"It happens," is her soft dismissal of just how sad her own tale makes her, complete with a wave of her hand. "A place, of sorts. I still find myself feeling the urge to take to the sea, though." It's probably not something she would have said sober, but at the moment, she doesn't seem to notice what exactly's coming from her mouth.

She does manage a smile and a nod as far as accepting refills — but then she never does turn down a drink. And by the time he gets back, she's shaken off the dreariness, at least. "Nine years of gossip you want in one go, is it? Well, I can do my best."

Beisdean hands her the glass and then clinks his own against it. "Well, maybe we should break it up. Volume One, perhaps. Four and a half years in one go a little more reasonable? Or we can do four and five for an asymmetrical approach. Or five and four."

Sinking back into the chair, he glances at the other militia men. "They're not gonna come play big brother and beat me up for chatting up the kid sister of the group, are they? Speaking of your 'boys,' one of 'em greeted me coming into town. If I didn't have a duty to complete here, I would have skipped Dornie altogether, based on his welcome. Is any strange traveller automatically suspect these days?"

"I think not," Bridget says, casting an eye over that way, "They know I can take care of myself. And they know I hate it when they try to do it for me." The way she rolls her eyes, she may have spent some time proving that point.

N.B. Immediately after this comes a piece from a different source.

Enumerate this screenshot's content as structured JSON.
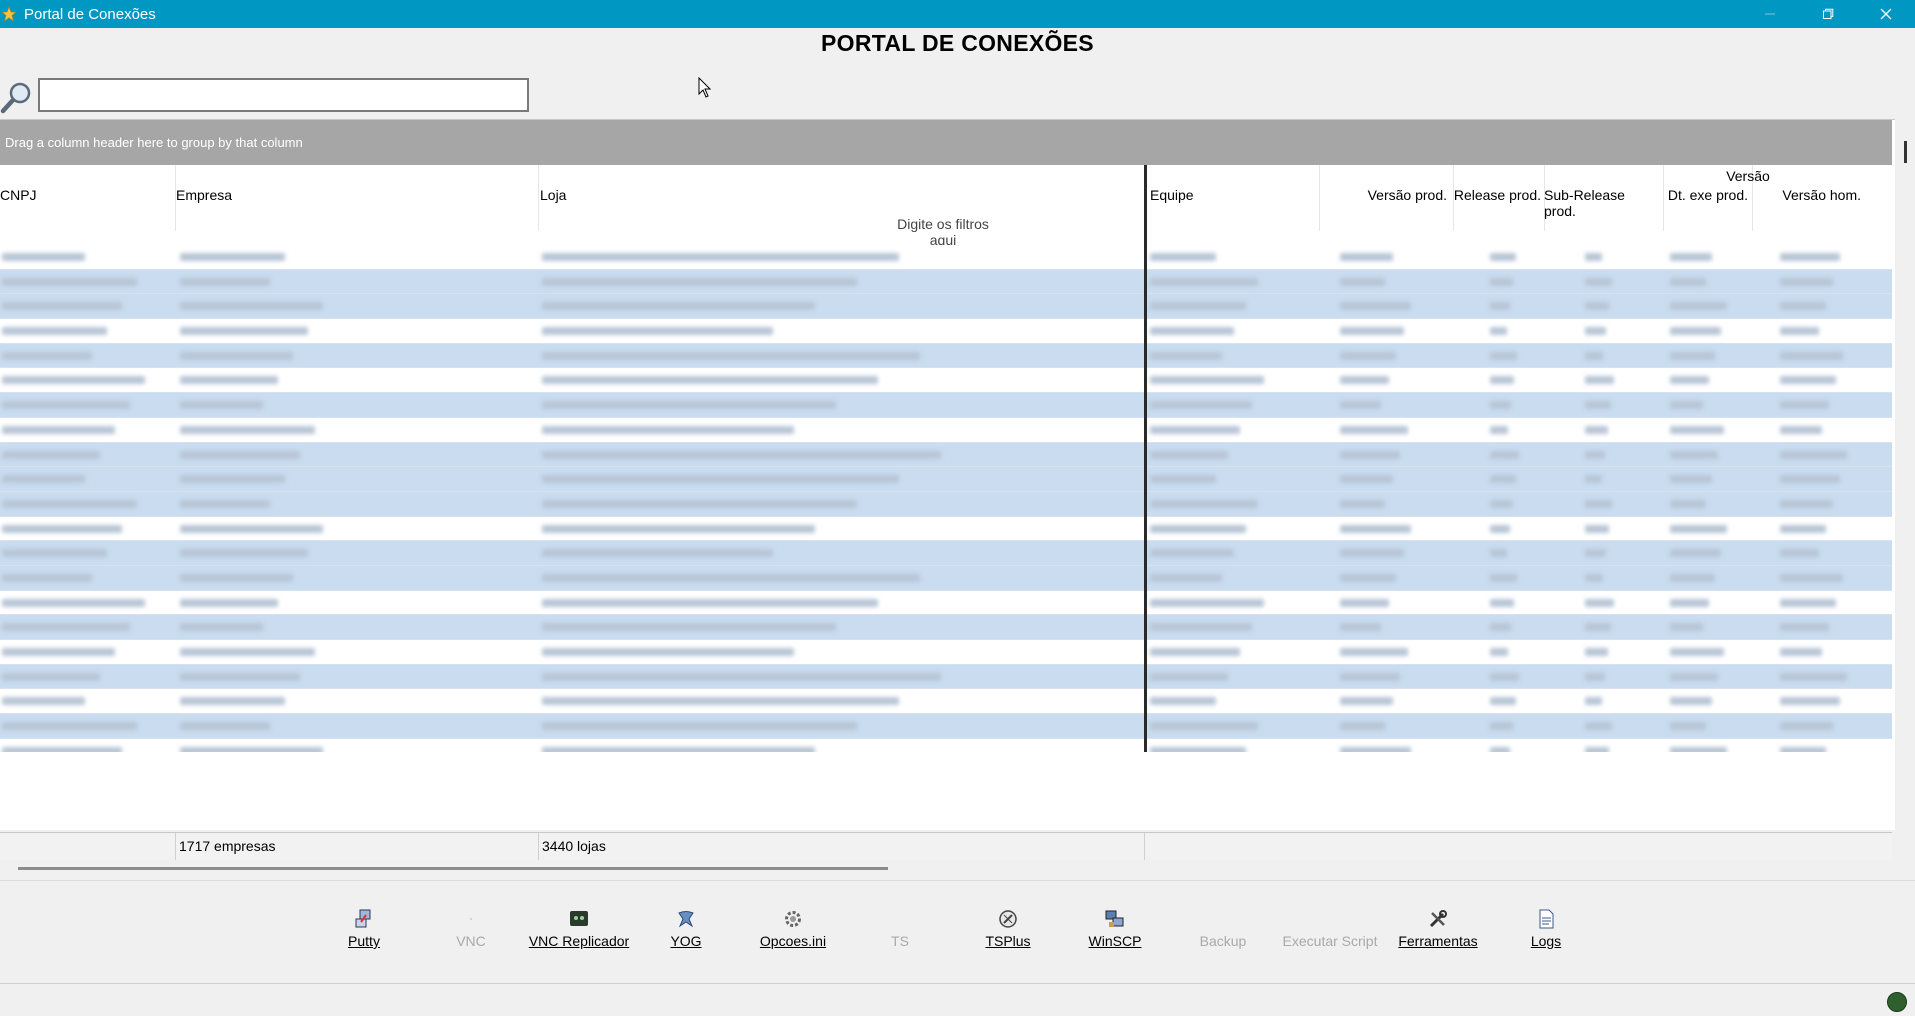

His story, though, makes her frown. "Not everyone's very… well tempered. Some of us are more suspicious than others. Who was it? I could rough him up a bit, if you want." Which may be her own favorite way of solving interpersonal disagreements with her co-workers. Maybe. "I'm sorry you got a bad welcome. Truth is, with bandits and such, sometimes it's best to be careful. But doesn't call for being, you know, a dick."

Her coarse language makes him smile, as does her volunteering to rough up his assailant. "God, no… I may not be the roughest or toughest of men, Bridget, but I still have a masculine pride that rages at the idea of having a girl do my fighting for me," Beisdean says with a merry laugh.

"No, the secret shall be mine and his to keep, and my ego will survive an untimely death, but it's sweet of you to offer," he decides.

Bridget laughs again at that, her head shaking as she moves to take another drink. "You men take away all the fun, you know that, don't you?" As she sets down her glass, her arms fold on the table and she looks over at him, her expression turning a bit more serious.

"I'm not like that. I know some are, maybe a lot are. But I try to treat people right."

"It's good to see you, Bridget," Beisdean says again. "It's nice to have some people in this world that are what they seem to be, that you can trust to be honest and fair and not fake. You're a rare soul… at least from what I've seen in my travels."

He leans back in the chair, stretching long legs out in front of him. "Now about that gossip…"